ACTIVITY: The records appear below. Repeat them exactly.
***
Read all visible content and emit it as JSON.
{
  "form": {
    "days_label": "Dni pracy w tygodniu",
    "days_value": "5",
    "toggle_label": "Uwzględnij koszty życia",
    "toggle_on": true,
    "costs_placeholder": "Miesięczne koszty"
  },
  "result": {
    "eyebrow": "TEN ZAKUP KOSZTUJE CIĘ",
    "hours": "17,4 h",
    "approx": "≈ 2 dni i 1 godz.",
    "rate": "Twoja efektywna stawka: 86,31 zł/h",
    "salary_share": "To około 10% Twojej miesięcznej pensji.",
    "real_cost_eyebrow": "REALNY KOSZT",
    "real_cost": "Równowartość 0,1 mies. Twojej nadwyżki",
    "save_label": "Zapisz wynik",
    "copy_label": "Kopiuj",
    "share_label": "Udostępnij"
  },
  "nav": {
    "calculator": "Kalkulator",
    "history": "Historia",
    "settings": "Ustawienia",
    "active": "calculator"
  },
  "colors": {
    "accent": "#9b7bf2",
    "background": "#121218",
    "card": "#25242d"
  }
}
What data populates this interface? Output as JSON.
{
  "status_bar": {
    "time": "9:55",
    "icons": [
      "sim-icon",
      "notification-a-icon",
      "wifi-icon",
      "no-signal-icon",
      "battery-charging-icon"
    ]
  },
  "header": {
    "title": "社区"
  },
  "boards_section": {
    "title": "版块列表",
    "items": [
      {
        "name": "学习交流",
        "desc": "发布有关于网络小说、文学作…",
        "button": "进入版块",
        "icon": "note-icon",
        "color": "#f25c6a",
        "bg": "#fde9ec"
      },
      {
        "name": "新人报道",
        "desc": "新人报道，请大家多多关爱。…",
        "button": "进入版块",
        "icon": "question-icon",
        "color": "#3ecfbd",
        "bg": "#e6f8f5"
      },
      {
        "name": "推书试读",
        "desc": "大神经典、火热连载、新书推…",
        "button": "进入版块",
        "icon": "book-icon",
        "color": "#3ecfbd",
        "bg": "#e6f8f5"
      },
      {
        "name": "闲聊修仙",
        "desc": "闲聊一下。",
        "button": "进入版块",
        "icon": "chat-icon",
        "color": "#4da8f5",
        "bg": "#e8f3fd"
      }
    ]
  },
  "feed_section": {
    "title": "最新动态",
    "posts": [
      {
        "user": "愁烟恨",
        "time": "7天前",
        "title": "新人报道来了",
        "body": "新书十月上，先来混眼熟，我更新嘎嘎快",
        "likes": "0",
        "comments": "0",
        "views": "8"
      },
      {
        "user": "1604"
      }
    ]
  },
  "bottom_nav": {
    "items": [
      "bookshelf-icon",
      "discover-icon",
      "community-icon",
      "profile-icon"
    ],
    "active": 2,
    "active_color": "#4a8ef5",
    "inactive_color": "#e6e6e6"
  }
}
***
EXERCISE OUTPUT:
Read all visible content and emit it as JSON.
{
  "form": {
    "days_label": "Dni pracy w tygodniu",
    "days_value": "5",
    "toggle_label": "Uwzględnij koszty życia",
    "toggle_on": true,
    "costs_placeholder": "Miesięczne koszty"
  },
  "result": {
    "eyebrow": "TEN ZAKUP KOSZTUJE CIĘ",
    "hours": "17,4 h",
    "approx": "≈ 2 dni i 1 godz.",
    "rate": "Twoja efektywna stawka: 86,31 zł/h",
    "salary_share": "To około 10% Twojej miesięcznej pensji.",
    "real_cost_eyebrow": "REALNY KOSZT",
    "real_cost": "Równowartość 0,1 mies. Twojej nadwyżki",
    "save_label": "Zapisz wynik",
    "copy_label": "Kopiuj",
    "share_label": "Udostępnij"
  },
  "nav": {
    "calculator": "Kalkulator",
    "history": "Historia",
    "settings": "Ustawienia",
    "active": "calculator"
  },
  "colors": {
    "accent": "#9b7bf2",
    "background": "#121218",
    "card": "#25242d"
  }
}
What data populates this interface? Output as JSON.
{
  "status_bar": {
    "time": "9:55",
    "icons": [
      "sim-icon",
      "notification-a-icon",
      "wifi-icon",
      "no-signal-icon",
      "battery-charging-icon"
    ]
  },
  "header": {
    "title": "社区"
  },
  "boards_section": {
    "title": "版块列表",
    "items": [
      {
        "name": "学习交流",
        "desc": "发布有关于网络小说、文学作…",
        "button": "进入版块",
        "icon": "note-icon",
        "color": "#f25c6a",
        "bg": "#fde9ec"
      },
      {
        "name": "新人报道",
        "desc": "新人报道，请大家多多关爱。…",
        "button": "进入版块",
        "icon": "question-icon",
        "color": "#3ecfbd",
        "bg": "#e6f8f5"
      },
      {
        "name": "推书试读",
        "desc": "大神经典、火热连载、新书推…",
        "button": "进入版块",
        "icon": "book-icon",
        "color": "#3ecfbd",
        "bg": "#e6f8f5"
      },
      {
        "name": "闲聊修仙",
        "desc": "闲聊一下。",
        "button": "进入版块",
        "icon": "chat-icon",
        "color": "#4da8f5",
        "bg": "#e8f3fd"
      }
    ]
  },
  "feed_section": {
    "title": "最新动态",
    "posts": [
      {
        "user": "愁烟恨",
        "time": "7天前",
        "title": "新人报道来了",
        "body": "新书十月上，先来混眼熟，我更新嘎嘎快",
        "likes": "0",
        "comments": "0",
        "views": "8"
      },
      {
        "user": "1604"
      }
    ]
  },
  "bottom_nav": {
    "items": [
      "bookshelf-icon",
      "discover-icon",
      "community-icon",
      "profile-icon"
    ],
    "active": 2,
    "active_color": "#4a8ef5",
    "inactive_color": "#e6e6e6"
  }
}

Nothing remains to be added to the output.